◆ Work item:
Look through the records and copy every line in which "Diagramm" appears.

*** Opening Data ***

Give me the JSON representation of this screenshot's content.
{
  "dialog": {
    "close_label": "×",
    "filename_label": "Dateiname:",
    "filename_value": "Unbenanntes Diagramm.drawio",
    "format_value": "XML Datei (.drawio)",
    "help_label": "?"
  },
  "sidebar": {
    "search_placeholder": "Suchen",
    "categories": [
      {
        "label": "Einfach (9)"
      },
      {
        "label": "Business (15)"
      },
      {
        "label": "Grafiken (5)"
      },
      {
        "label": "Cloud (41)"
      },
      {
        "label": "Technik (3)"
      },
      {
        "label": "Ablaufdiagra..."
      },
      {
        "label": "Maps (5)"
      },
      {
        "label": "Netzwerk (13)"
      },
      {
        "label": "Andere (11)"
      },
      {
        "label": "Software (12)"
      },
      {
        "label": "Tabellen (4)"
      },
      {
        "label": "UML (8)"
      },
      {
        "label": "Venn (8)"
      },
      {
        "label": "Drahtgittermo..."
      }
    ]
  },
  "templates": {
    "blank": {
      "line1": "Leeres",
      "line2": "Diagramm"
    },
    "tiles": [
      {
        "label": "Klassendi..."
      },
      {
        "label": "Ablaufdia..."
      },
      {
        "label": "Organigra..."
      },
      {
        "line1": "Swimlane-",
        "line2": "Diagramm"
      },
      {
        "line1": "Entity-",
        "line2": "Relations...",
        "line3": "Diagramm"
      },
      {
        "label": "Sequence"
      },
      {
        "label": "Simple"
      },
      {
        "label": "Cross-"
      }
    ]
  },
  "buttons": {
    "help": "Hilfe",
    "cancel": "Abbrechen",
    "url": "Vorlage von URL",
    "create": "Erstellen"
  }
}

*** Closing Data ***

◆ Answer space:
    "filename_value": "Unbenanntes Diagramm.drawio",
      "line2": "Diagramm"
        "line2": "Diagramm"
        "line3": "Diagramm"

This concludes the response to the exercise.